I am on my second go-round of this riveting and relatable memoir, as it is generously providing words for thoughts which previously, I felt unable to put together for myself. To say that Tara Westover’s life was brutal, unbearable, would be an understatement. And still, I feel something not unlike coveting, for her. In addition to the abuse and dysfunction, the Westovers share a rich rural culture, deep religious conviction and practices, and the work of a family business– the family is bound by much more than coincidence of birth, a shared roof, and mental illness. Tara and two of her brothers experience trusting, protective, and lifelong closeness.

Additionally, she is able to discover a joy and talent for singing, learning, reading, and writing, which allow her life to become defined by more than what happened within the family. I often feel as if my rejection and abuse define me, because I really do not recall much more– like it is all I know of myself and my family. Recovery teaches me that I am not what happened to me. I am what I am willing to learn from it. Below are a few, not necessarily, fluid or cohesive thoughts, motivated by the words of Tara Westover, some of which incorporate chunks of words taken directly from her.

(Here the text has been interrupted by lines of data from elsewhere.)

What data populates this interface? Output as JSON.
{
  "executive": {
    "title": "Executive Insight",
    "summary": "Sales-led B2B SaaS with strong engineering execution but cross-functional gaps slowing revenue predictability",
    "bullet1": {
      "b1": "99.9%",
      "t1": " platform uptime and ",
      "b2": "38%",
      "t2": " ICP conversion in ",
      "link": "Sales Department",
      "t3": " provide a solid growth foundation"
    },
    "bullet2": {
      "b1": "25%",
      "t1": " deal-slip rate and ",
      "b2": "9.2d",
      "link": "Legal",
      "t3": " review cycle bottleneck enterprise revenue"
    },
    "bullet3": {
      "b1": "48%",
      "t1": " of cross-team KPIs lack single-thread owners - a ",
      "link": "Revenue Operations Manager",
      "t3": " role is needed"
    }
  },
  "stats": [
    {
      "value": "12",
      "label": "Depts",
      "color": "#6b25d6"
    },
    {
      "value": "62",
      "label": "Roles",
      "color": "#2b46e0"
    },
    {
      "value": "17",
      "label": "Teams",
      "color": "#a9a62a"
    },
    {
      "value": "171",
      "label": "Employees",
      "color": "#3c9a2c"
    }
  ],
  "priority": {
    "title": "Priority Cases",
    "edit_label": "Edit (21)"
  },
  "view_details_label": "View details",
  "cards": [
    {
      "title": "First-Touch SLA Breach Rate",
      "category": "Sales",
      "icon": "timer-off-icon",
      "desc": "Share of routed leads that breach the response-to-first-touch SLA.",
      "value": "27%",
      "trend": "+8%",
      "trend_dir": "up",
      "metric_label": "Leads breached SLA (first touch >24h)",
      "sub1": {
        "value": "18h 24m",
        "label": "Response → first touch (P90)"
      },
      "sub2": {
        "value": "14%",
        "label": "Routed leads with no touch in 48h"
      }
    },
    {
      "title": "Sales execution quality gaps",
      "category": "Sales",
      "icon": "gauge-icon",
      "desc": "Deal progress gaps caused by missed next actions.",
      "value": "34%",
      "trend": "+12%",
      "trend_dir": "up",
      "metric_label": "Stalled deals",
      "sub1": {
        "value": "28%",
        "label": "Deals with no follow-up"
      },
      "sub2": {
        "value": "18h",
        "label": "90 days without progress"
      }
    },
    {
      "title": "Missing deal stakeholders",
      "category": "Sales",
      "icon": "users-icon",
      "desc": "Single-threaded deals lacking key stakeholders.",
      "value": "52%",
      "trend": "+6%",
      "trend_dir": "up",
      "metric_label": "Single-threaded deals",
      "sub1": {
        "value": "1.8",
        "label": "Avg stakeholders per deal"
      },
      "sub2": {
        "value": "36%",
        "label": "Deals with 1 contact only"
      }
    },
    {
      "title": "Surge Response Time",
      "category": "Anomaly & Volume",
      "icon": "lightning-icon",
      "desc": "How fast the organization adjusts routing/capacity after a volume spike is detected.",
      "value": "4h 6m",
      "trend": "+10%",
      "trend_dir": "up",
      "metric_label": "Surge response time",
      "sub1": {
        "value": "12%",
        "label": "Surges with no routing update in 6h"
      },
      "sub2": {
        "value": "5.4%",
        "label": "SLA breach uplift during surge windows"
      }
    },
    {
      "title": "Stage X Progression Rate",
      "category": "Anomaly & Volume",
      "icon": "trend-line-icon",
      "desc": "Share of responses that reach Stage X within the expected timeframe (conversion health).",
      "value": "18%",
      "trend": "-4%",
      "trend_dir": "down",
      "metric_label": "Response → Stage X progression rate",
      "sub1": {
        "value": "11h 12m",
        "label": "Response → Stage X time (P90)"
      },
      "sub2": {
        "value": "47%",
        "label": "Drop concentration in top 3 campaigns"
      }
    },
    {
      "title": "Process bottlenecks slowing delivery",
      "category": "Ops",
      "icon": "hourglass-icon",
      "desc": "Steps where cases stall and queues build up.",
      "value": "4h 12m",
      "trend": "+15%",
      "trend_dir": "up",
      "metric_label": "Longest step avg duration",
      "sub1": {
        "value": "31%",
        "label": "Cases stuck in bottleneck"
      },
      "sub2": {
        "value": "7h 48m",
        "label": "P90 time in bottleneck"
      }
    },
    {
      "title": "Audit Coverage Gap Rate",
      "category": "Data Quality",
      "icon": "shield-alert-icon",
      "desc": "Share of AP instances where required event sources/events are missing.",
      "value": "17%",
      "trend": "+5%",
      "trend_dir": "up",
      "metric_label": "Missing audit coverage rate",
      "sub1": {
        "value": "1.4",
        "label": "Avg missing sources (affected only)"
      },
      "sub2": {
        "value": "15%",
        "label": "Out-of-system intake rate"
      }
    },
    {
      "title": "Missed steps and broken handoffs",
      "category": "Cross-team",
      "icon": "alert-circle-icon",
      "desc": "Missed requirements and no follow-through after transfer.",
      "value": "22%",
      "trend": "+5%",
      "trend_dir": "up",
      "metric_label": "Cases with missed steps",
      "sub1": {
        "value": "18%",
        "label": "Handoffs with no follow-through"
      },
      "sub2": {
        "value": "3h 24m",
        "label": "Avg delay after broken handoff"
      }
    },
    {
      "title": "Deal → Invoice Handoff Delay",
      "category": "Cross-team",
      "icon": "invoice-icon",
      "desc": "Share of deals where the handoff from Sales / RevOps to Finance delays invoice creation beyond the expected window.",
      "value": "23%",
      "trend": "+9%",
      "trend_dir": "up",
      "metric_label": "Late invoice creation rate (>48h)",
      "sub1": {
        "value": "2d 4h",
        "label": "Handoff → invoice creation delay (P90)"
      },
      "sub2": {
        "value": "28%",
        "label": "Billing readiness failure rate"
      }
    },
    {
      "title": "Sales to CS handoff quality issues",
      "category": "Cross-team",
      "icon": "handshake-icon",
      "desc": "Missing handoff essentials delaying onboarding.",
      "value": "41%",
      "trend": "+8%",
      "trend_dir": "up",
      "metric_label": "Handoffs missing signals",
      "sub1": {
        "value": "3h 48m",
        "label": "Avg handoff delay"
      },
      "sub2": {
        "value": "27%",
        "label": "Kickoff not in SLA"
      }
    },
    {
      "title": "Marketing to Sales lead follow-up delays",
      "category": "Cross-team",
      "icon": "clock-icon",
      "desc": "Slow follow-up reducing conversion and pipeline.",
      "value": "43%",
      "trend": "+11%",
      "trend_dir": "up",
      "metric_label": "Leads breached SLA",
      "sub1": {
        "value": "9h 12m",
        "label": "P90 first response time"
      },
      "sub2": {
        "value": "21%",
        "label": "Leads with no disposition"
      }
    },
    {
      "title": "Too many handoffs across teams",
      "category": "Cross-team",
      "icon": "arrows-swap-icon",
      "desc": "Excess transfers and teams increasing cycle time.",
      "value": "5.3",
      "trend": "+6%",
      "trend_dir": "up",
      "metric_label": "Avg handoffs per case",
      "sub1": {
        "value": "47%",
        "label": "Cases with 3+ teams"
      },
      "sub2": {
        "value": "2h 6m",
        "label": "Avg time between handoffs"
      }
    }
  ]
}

I came to see that the truth is this: It was not that I had done something wrong(although I have done many wrong things), so much as that I existed in the wrong way. There was something impure in the fact of my being. There is something different about me and that something, those differences are very bad, unforgivable–wrong at a cellular level. I am a bad daughter, a traitor, and my silence and compliance are the least I should offer– and I will do, not even that.

Not knowing for certain what was true and real, still, I refused to give way to those whom claimed certainty, and presented themselves as the gatekeepers of truth and history. I often thought that shame and alienation were results or byproducts of the conflict, and now I see how those served as both the purpose and motivation. Cruel things said and done were aimed at exactly those outcomes and delivered fortification and pleasure to those whose camaraderie rested on the shared need to reduce me, to gain submission OR to make me pay.

It was of comfort to believe that the defectiveness was exclusively mine, because this allowed me to hope that it was under my power to make US be healed. I wanted to believe that. The family system needed also for me to believe this. When I stopped believing and trying to do the impossible, when they could gain no traction from my reactions, it was OVER, in first my family and then my marriage.

When my own mother consistently refused to listen to or hear me, it made me stop listening to and believing myself. This is surely a contributor to the feckless belligerence, the profanity and the volume, my desperate and reactive attempts to be acknowledged, listened to. Sadly, we know too well that this insane behavior is readily dismissed and steals the show. Leaving witnesses fixated on only the unfortunate reaction to the thing which everyone refuses to speak of.

It both pains and liberates me to recognize that what a person knows and believes of a person, place, or thing, without first-hand experience, is limited exclusively to what they are told by others.

Much Love,
Magda Gee

For shorter, more frequent and fun posts, connect with me on Instagram by clicking the pic- Wholesomebadass. https://www.instagram.com/wholesomebadass/